The Penn State hockey team added a sticker with the number “409” to their helmets for Friday night’s game against Michigan State — a move designed to celebrate the fact that the NCAA last week reinstated the full number of wins earned by late Penn State football Coach Joe Paterno in his career.
Because the wins had been stripped by the NCAA as punishment for Paterno and the Penn State administration’s alleged role in covering up sexual abuse of children by former assistant football coach Jerry Sandusky, a leading child abuse victims’ advocacy group now wants the hockey team punished.
SNAP, a group set up to advocate for survivors of sexual abuse by Catholic priests, called the “409” sticker a way for Penn State to “gloat” over the reinstated victories, at the expense of Sandusky’s victims, and others who have suffered at the hands of child sex abusers.
Paterno was fired by Penn State in November of 2011, after a legendary 45-year career as head football coach after an investigation found that he failed to take action when he learned of allegations that Sandusky sexually abused pre-teen boys.

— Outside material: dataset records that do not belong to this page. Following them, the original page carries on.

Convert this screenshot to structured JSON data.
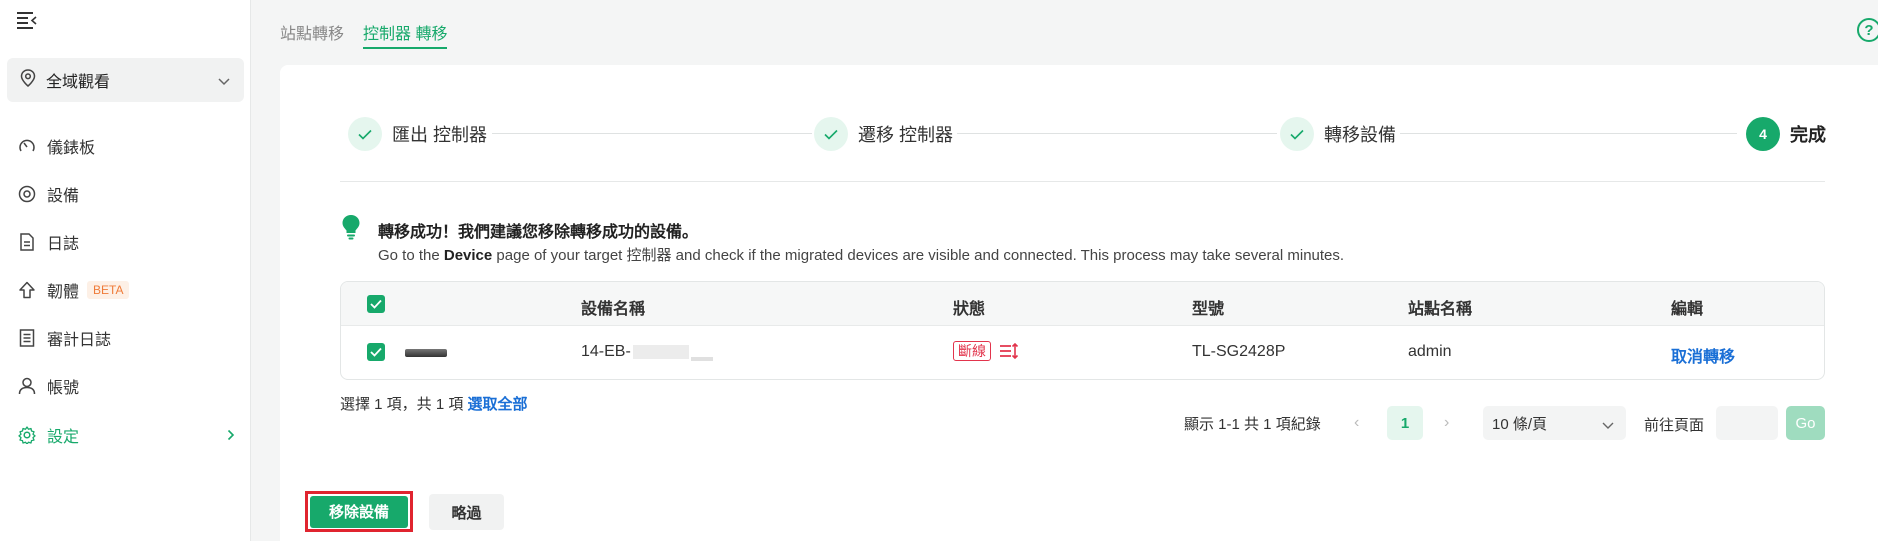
{
  "sidebar": {
    "scope_label": "全域觀看",
    "items": [
      {
        "label": "儀錶板"
      },
      {
        "label": "設備"
      },
      {
        "label": "日誌"
      },
      {
        "label": "韌體",
        "badge": "BETA"
      },
      {
        "label": "審計日誌"
      },
      {
        "label": "帳號"
      },
      {
        "label": "設定"
      }
    ]
  },
  "tabs": [
    {
      "label": "站點轉移"
    },
    {
      "label": "控制器 轉移"
    }
  ],
  "help_label": "?",
  "steps": [
    {
      "label": "匯出 控制器",
      "state": "done"
    },
    {
      "label": "遷移 控制器",
      "state": "done"
    },
    {
      "label": "轉移設備",
      "state": "done"
    },
    {
      "label": "完成",
      "number": "4",
      "state": "current"
    }
  ],
  "message": {
    "title": "轉移成功！我們建議您移除轉移成功的設備。",
    "body_prefix": "Go to the ",
    "body_bold": "Device",
    "body_suffix": " page of your target 控制器 and check if the migrated devices are visible and connected. This process may take several minutes."
  },
  "table": {
    "headers": {
      "name": "設備名稱",
      "status": "狀態",
      "model": "型號",
      "site": "站點名稱",
      "edit": "編輯"
    },
    "rows": [
      {
        "name": "14-EB-",
        "status": "斷線",
        "model": "TL-SG2428P",
        "site": "admin",
        "action": "取消轉移"
      }
    ]
  },
  "selection": {
    "text": "選擇 1 項，共 1 項",
    "select_all": "選取全部"
  },
  "pagination": {
    "total_text": "顯示 1-1 共 1 項紀錄",
    "prev": "‹",
    "next": "›",
    "current_page": "1",
    "page_size": "10 條/頁",
    "goto_label": "前往頁面",
    "go_label": "Go"
  },
  "actions": {
    "remove": "移除設備",
    "skip": "略過"
  },
  "colors": {
    "accent": "#17a96b",
    "danger": "#e2344c",
    "link": "#1a6fd6"
  }
}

He died in January of 2012 at age 85. The 409 wins on his record made Paterno the winningest coach in major college football history.
On Sunday, Penn State Athletic Director Sandy Barbour apologized for the stickers via a post on her Twitter feed, calling the “409” display by the hockey players “inappropriate and offensive.”
On Monday, however, Barbour walked back the remarks in her Twitter message.
“This is far too important a subject to vet on a casual; or in social media,” she said in a radio interview. “I’ll use my own words. It was inappropriate and insensitive of me to do that from a tweet standpoint.”
But SNAP had no such reservations about slamming Penn State and its hockey team over the celebration of Paterno, calling the disgraced coach “a coward who refused to call police about suspected child sex crimes.”
“It’s wrong to keep honoring him and to rub even more salt into the already deep would of those assaulted by Jerry Sandusky and other child molesters,” said SNAP Director David Clohessy in a statement.
Clohessy dismissed Barbour’s claim that the hockey situation had been “corrected” because the players removed the “409” decals.
“The stickers may have been removed. But the harm remains,” Clohessy said. “Those who publicly gloat over the restoration of Paterno’s wins are immature, misguided and heartless. Shame on them. Penn State’s administration should stop tolerating and start punishing their hurtful actions.”
The NCAA took 112 football wins away from Penn State as punishment for the Sandusky scandal. Barbour said that though the hockey team will not wear “409” stickers again, the school will honor Paterno “over time.”